Ministry spokesman, Major-General Mansour al-Turki said high temperatures and fatigue might also have been factors in the disaster, the deadliest to afflict the Hajj pilgrimage in more than two decades. However, the head of Iran’s Hajj organisation, Said Ohadi, said that, for “unknown reasons,” two paths had been closed off near the site of a symbolic stoning of the devil ritual where the stampede occurred.
“This caused this tragic incident,” he said on state television, according to the Associated Press news agency. The Hajj is the fifth and final pillar of Islam. It is the journey that every able-bodied adult Muslim must undertake at least once in their lives if they can afford it.
WCC laments loss of lives in Hajj stampede
General secretary of the World Council of Churches (WCC), Rev. Dr Olav Fykse Tveit, has expressed grief over the loss of lives in Saudi Arabian stampede. In a statement yesterday, he said, “I have just learned with shock and sorrow about the considerable and tragic loss of life among those participating in the Hajj due to the accident that has taken place today (yesterday) in Mina, near Mecca.

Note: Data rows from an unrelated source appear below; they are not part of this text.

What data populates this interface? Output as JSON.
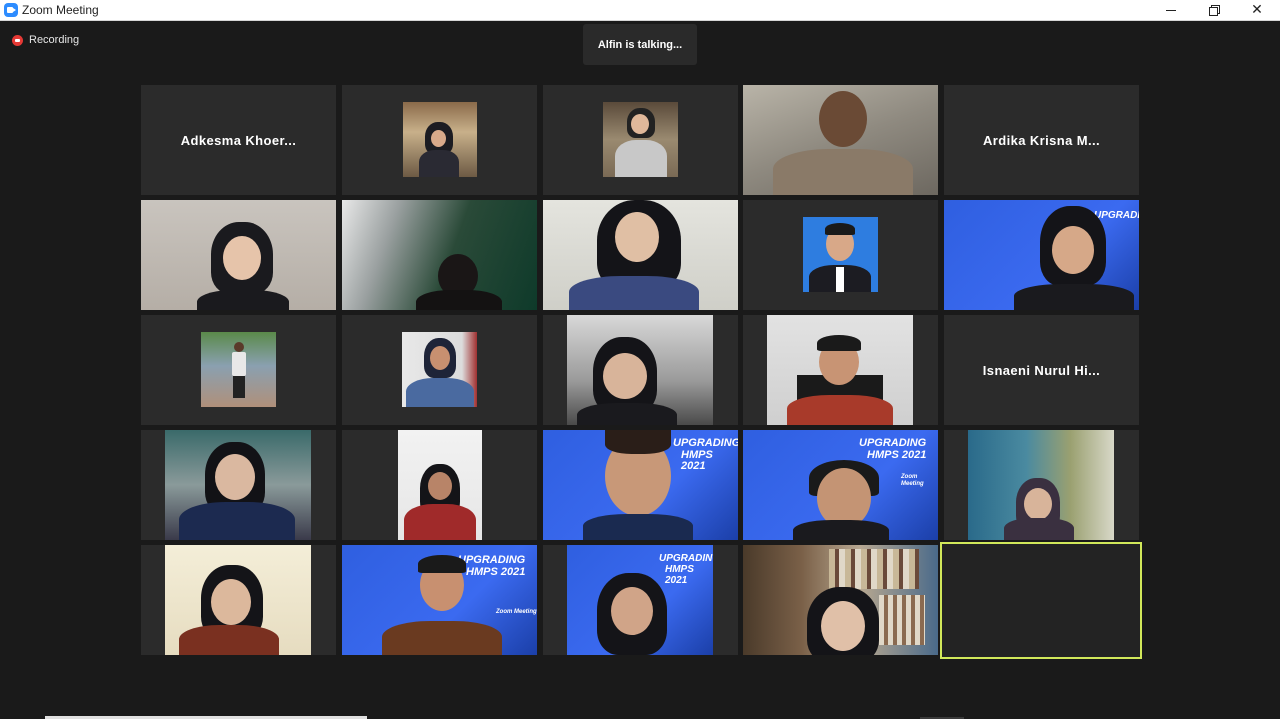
{
  "window": {
    "title": "Zoom Meeting",
    "minimize_icon": "minimize-icon",
    "maximize_icon": "restore-icon",
    "close_icon": "close-icon",
    "close_glyph": "✕"
  },
  "status": {
    "recording_label": "Recording",
    "speaker_indicator": "Alfin is talking..."
  },
  "colors": {
    "active_speaker_border": "#d1e85a",
    "recording_red": "#e53935",
    "tile_background": "#2b2b2b",
    "background": "#1a1a1a",
    "banner_blue": "#2f5fe0"
  },
  "gallery": {
    "name_tiles": [
      {
        "name": "Adkesma  Khoer..."
      },
      {
        "name": "Ardika  Krisna  M..."
      },
      {
        "name": "Isnaeni  Nurul  Hi..."
      }
    ],
    "banner": {
      "line1": "UPGRADING",
      "line2": "HMPS 2021",
      "sub": "Zoom Meeting"
    }
  }
}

My heart goes out to the relatives of those who have died, and to those who have been wounded. I am saddened that people who are seeking to follow with loyalty and fidelity the tenets of their religion in this way should have suffered so grievously,” said the WCC general secretary.
“I offer my prayers for the wellbeing of the remaining pilgrims during the rest of their time in and near Mecca and then safe travel to their homes,” the secretary general added.
1987: 400 people die as Saudi authorities confront pro-Iranian demonstrators.
*1990: 1,426 pilgrims killed in stampede inside tunnel leading to holy sites
*1994: 270 killed in stampede
*1997: 343 pilgrims killed and 1,500 injured in fire incident
*2006: 364 pilgrims died in a stampede during the stone-throwing ritual
Comments expressed here do not reflect the opinions of Vanguard newspapers or any employee thereof.